The partnership between Nokia and Microsoft is apparently proceeding on schedule, according to public comments by one executive. In turn, that suggests Nokia smartphones running Windows Phone 7 could arrive by their scheduled release date sometime in 2012.
“Negotiations have progressed very well,” Kai Oistamo, Nokia’s head of corporate development, told Reuters April 4. “They will be concluded well on schedule.”
But according to Nokia’s publicly released Form 20-F 2010 report, submitted to the U.S. Securities and Exchange Commission and posted on Nokia’s Website, the deal continues to carry some substantial risks.
“If we fail to finalize our partnership with Microsoft or the benefits of that partnership do not materialize as expected, we will have limited our options and more competitive alternatives may not be available to us in a timely manner, if at all,” reads one section of the report. “Our expected transition to the Windows Phone platform may prove to be too long to compete in the smartphone market longer term.”

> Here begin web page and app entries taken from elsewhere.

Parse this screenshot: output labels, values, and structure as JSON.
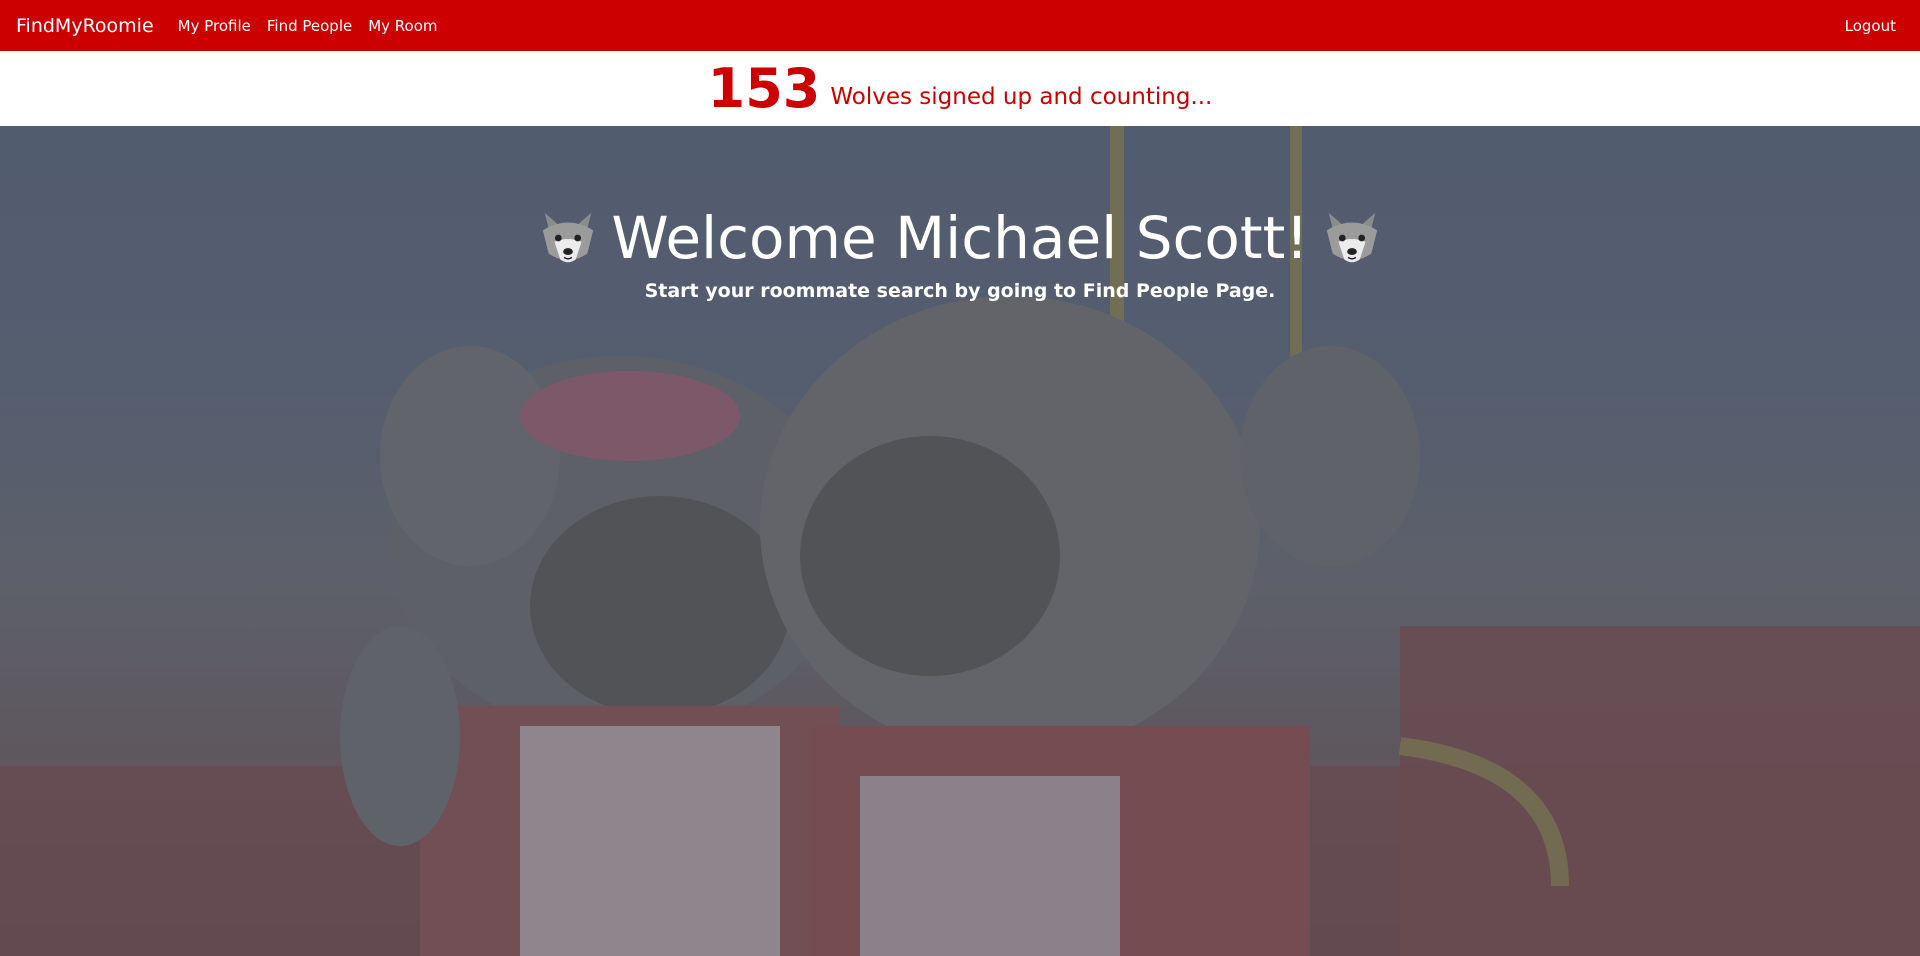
{
  "navbar": {
    "brand": "FindMyRoomie",
    "links": [
      {
        "label": "My Profile"
      },
      {
        "label": "Find People"
      },
      {
        "label": "My Room"
      }
    ],
    "logout": "Logout",
    "color": "#cc0000"
  },
  "counter": {
    "value": "153",
    "text": "Wolves signed up and counting..."
  },
  "hero": {
    "title": "Welcome Michael Scott!",
    "subtitle": "Start your roommate search by going to Find People Page.",
    "icons": [
      "wolf-face-icon",
      "wolf-face-icon"
    ],
    "background": "mascots-photo"
  }
}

That aside, the deal also presents some potential benefits for the two companies as they both seek to challenge Apple’s iPhone and the Google Android smartphones that currently dominate the market.

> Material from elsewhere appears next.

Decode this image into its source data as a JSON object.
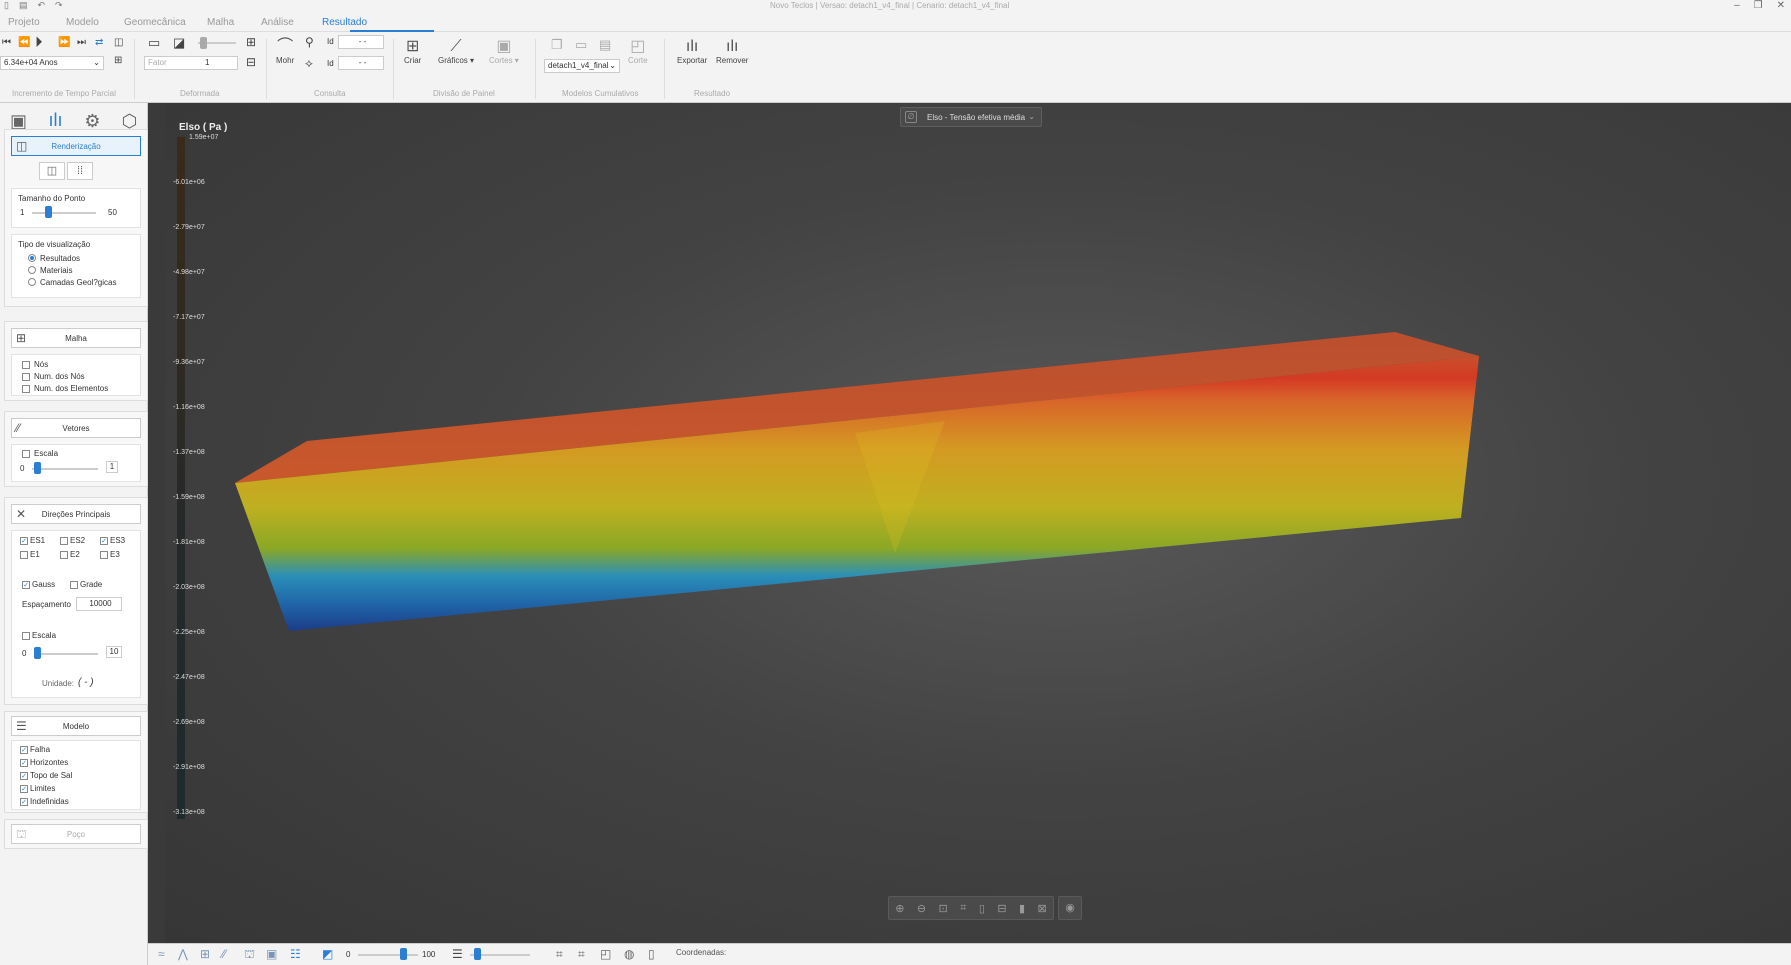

Under the terms of the agreement, the report states, Nokia will apparently leverage its expertise in hardware and design to “help bring Windows Phone to a broader range of price points, market segments and geographies.” It will also collaborate with Microsoft on development and joint marketing initiatives.
“We expect the transition to Windows Phone as our primary smartphone platform to take about two years,” the document continues. “While we transition to Windows Phone as our primary smartphone platform, we will continue to leverage our investment in Symbian for the benefit of Nokia, our customers and consumers, as well as developers.”
New numbers from analytics firm comScore suggest that Microsoft’s share of the smartphone market dipped to 7.7 percent for the three months ending in February. That’s down from 9 percent in November 2010, and enough to place Windows Phone far behind Google Android, Apple’s iOS and Research In Motion’s BlackBerry franchise.
Ahead of its MIX11 conference, Microsoft has taken to the public channels to tout Windows Phone as the ideal environment for developers. A March 30 posting on The Windows Phone Developer Blog detailed numbers associated with the development ecosystem: Windows Phone Developer Tools downloaded some 1.5 million times, the Windows Phone developer community boasts 36,000 members and the Windows Phone 7 ecosystem contains around 11,500 applications.
Despite the posting’s advocacy of Windows Phone 7 as a platform, its title (“The Windows Phone 7 Numbers That Matter”) and much of its rhetoric hint at an enormous elephant in the room: actual consumer sales numbers, which remain unreported.
“You might think that the primary driver is the number of handsets in market,” Watson wrote at another point. “Based on the conversations we are having with some of our developers, many are telling us that they are seeing more revenue on our platform than competing platforms, despite the fact that we cannot yet match the sheer number of handsets being sold.”